"It is a bad idea to go cold turkey," she said. "It's much smarter to taper off."
Caffeine affects the brain by interfering with neurotransmitters, the chemical "messengers" that help billions of brain cells talk to each other. In particular, researchers at Johns Hopkins School of Medicine in Baltimore found that it gets in the way of a neurotransmitter called adenosine, which normally has a natural tranquilizing effect on the brain.
Neurotransmitters such as adenosine work by attaching to receptor sites on a brain cell, the way a key fits into a lock. But caffeine, which is similar in chemical structure to adenosine, latches onto adenosine's receptor sites like a copied key. That blocks adenosine from exerting its normal calming influence on the brain. The result is heightened activity and alertness or -- in a caffeine-sensitive person who takes too high a dose -- the jittery feeling known as "coffee nerves."
"It was known that caffeine could block the adenosine receptors," said Dr. Solomon Snyder, director of the neuroscience department at Johns Hopkins. "But nobody could really study this until you could measure adenosine receptors in a test tube."
Snyder's group figured out a way to do that, and in experiments on mice found what he calls "a beautiful correlation" between caffeine's potency in blocking adenosine receptors and its potency in stimulating activity in the mice.
In high doses, caffeine also can lead to "caffeinism" -- an anxiety-like pattern of symptoms including nervousness, tremors, agitation, irritability, weakness and headaches.
More than half the people who consume the equivalent of seven or eight cups of coffee a day will experience anxiety-like symptoms, said Michigan psychiatrist Greden, an expert on caffeinism.
"It does it in normals people who aren't chronically anxious ," Greden said. "It does it in anxiety patients at lesser doses. It does it in panic-attack patients.
"But if you stop the drug caffeine , the syndrome goes away."
Much of the recent concern about caffeine has involved the possibility of long-term risk. Some animal studies have implicated caffeine in birth defects, heart disease and cancer, though the scientific evidence of risk in humans is unclear.
Caffeine is hardly a health hazard on the order of, say, smoking. Most experts agree that moderate use -- the equivalent of two cups of coffee a day or less -- poses little or no hazard to most adults.
"I'm not impressed with caffeine being especially dangerous when it's used in limited amounts," said Johns Hopkins' Snyder.
People who consume moderate amounts of tea or coffee, a scientific council of the American Medical Association concluded, "probably need have no concern for their health relative to their caffeine consumption, provided other life-style habits (diet, alcohol consumption) are moderate as well."
The AMA council opposed caffeine-contents labeling of foods and beverages because the caffeine content in tea and coffee is too variable and the caffeine content in other foods accounts for such a small portion of total caffeine consumption.

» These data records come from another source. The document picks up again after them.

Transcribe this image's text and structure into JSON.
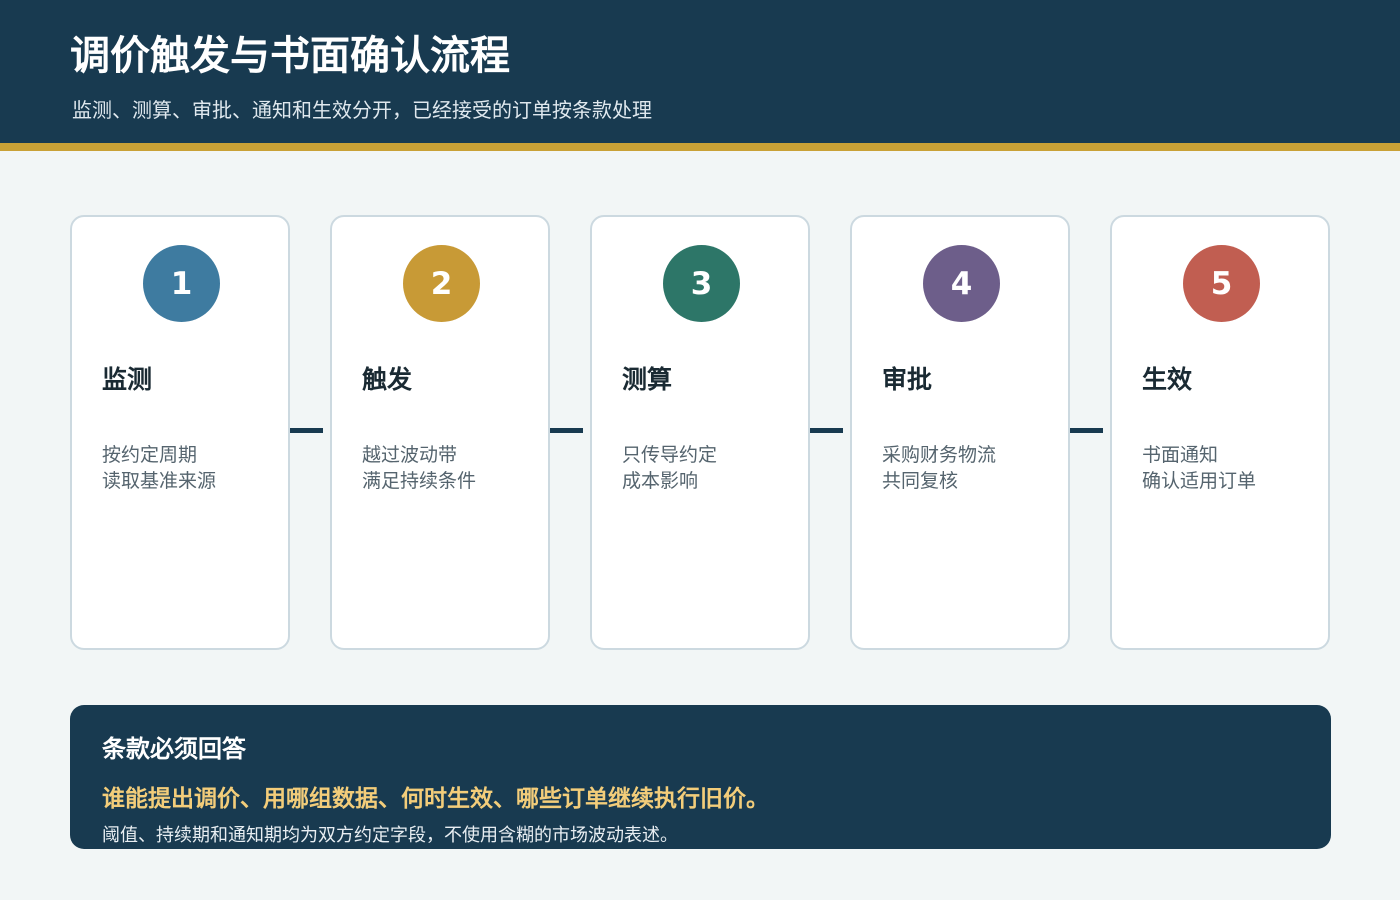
{
  "header": {
    "title": "调价触发与书面确认流程",
    "subtitle": "监测、测算、审批、通知和生效分开，已经接受的订单按条款处理"
  },
  "colors": {
    "header_bg": "#183a50",
    "accent_stripe": "#c9a136",
    "highlight_text": "#f3cd7a"
  },
  "steps": [
    {
      "number": "1",
      "title": "监测",
      "lines": [
        "按约定周期",
        "读取基准来源"
      ],
      "color": "#3e7ba0"
    },
    {
      "number": "2",
      "title": "触发",
      "lines": [
        "越过波动带",
        "满足持续条件"
      ],
      "color": "#c89a36"
    },
    {
      "number": "3",
      "title": "测算",
      "lines": [
        "只传导约定",
        "成本影响"
      ],
      "color": "#2d7668"
    },
    {
      "number": "4",
      "title": "审批",
      "lines": [
        "采购财务物流",
        "共同复核"
      ],
      "color": "#6d5e8a"
    },
    {
      "number": "5",
      "title": "生效",
      "lines": [
        "书面通知",
        "确认适用订单"
      ],
      "color": "#c15e51"
    }
  ],
  "note": {
    "heading": "条款必须回答",
    "highlight": "谁能提出调价、用哪组数据、何时生效、哪些订单继续执行旧价。",
    "body": "阈值、持续期和通知期均为双方约定字段，不使用含糊的市场波动表述。"
  }
}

"There's controversy about all these effects," said CSPI's Jacobson. "There's no conclusive proof. It's not a blockbuster, but it has effects on some people, and people ought to pay attention to that.
"We shouldn't wait until there's a thalidomide before we do anything."
The evidence, he said, warrants a cautious approach to caffeine consumption by those who are particularly susceptible to its effects -- including children, pregnant women, people with heart disease and those who have trouble sleeping.
"It's no great sacrifice -- they could drink decaffeinated coffee," said Jacobson. "Kids could drink -- God forbid! -- orange juice."
Because of the variability of caffeine's effect and the sometimes-inconclusive scientific evidence on its health consequences, doctors are hard pressed to come up with simple advice on caffeine.
"If it keeps you awake, don't drink it. That's pretty straightforward," said pharmacologist Beaver. "But I'm afraid that in a number of these other areas -- such as cancer or birth defects -- the data gets much murkier."